• [WORK REQUIRED] Each entry below is to be restated word for word, with no pictures carried over.

• [DATA TO USE]
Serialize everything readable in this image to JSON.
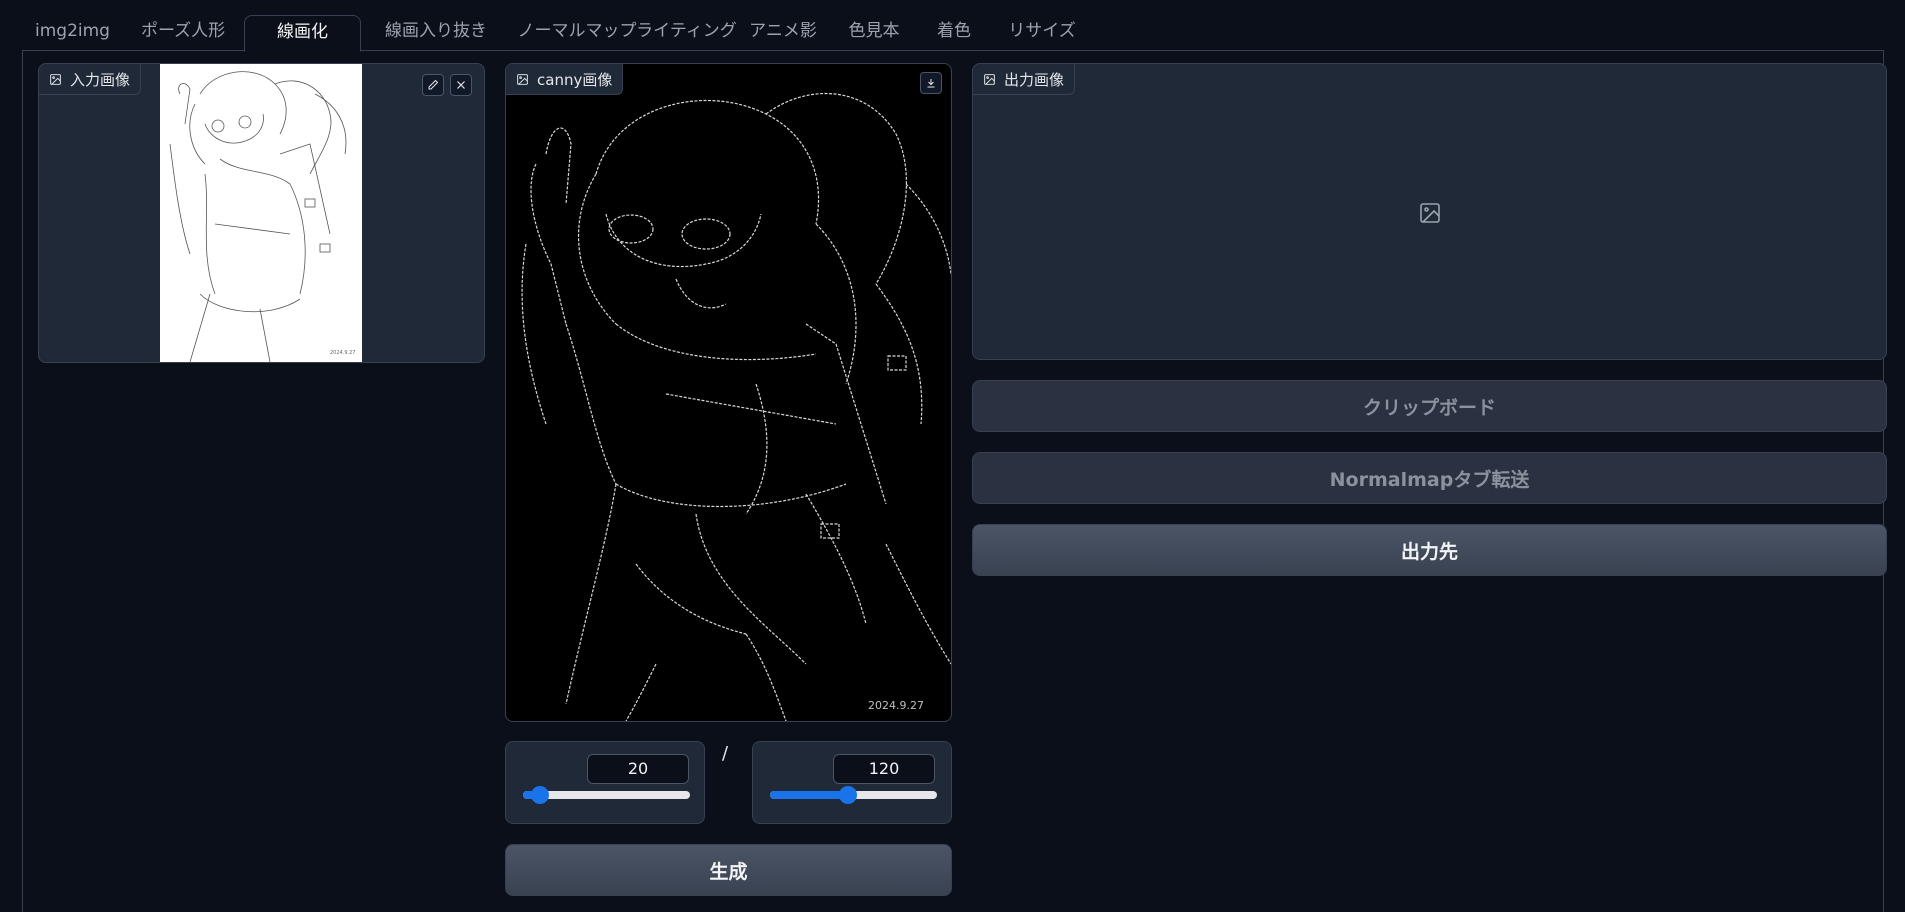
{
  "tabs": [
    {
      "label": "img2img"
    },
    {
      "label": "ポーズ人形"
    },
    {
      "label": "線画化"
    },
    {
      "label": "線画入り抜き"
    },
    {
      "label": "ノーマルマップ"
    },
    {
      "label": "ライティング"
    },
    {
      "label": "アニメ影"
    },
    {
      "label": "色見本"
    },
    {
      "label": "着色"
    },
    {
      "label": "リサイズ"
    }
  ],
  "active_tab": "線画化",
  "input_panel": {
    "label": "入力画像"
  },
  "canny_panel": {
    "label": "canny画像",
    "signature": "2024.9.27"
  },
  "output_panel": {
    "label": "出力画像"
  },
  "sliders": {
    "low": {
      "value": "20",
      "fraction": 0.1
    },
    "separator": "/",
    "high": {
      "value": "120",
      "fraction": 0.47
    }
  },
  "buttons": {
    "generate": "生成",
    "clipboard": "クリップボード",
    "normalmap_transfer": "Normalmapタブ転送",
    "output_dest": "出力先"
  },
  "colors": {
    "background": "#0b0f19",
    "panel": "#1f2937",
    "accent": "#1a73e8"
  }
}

• [OUTPUT FOR THIS TASK]
Serialize everything readable in this image to JSON.
{
  "tabs": [
    {
      "label": "img2img"
    },
    {
      "label": "ポーズ人形"
    },
    {
      "label": "線画化"
    },
    {
      "label": "線画入り抜き"
    },
    {
      "label": "ノーマルマップ"
    },
    {
      "label": "ライティング"
    },
    {
      "label": "アニメ影"
    },
    {
      "label": "色見本"
    },
    {
      "label": "着色"
    },
    {
      "label": "リサイズ"
    }
  ],
  "active_tab": "線画化",
  "input_panel": {
    "label": "入力画像"
  },
  "canny_panel": {
    "label": "canny画像",
    "signature": "2024.9.27"
  },
  "output_panel": {
    "label": "出力画像"
  },
  "sliders": {
    "low": {
      "value": "20",
      "fraction": 0.1
    },
    "separator": "/",
    "high": {
      "value": "120",
      "fraction": 0.47
    }
  },
  "buttons": {
    "generate": "生成",
    "clipboard": "クリップボード",
    "normalmap_transfer": "Normalmapタブ転送",
    "output_dest": "出力先"
  },
  "colors": {
    "background": "#0b0f19",
    "panel": "#1f2937",
    "accent": "#1a73e8"
  }
}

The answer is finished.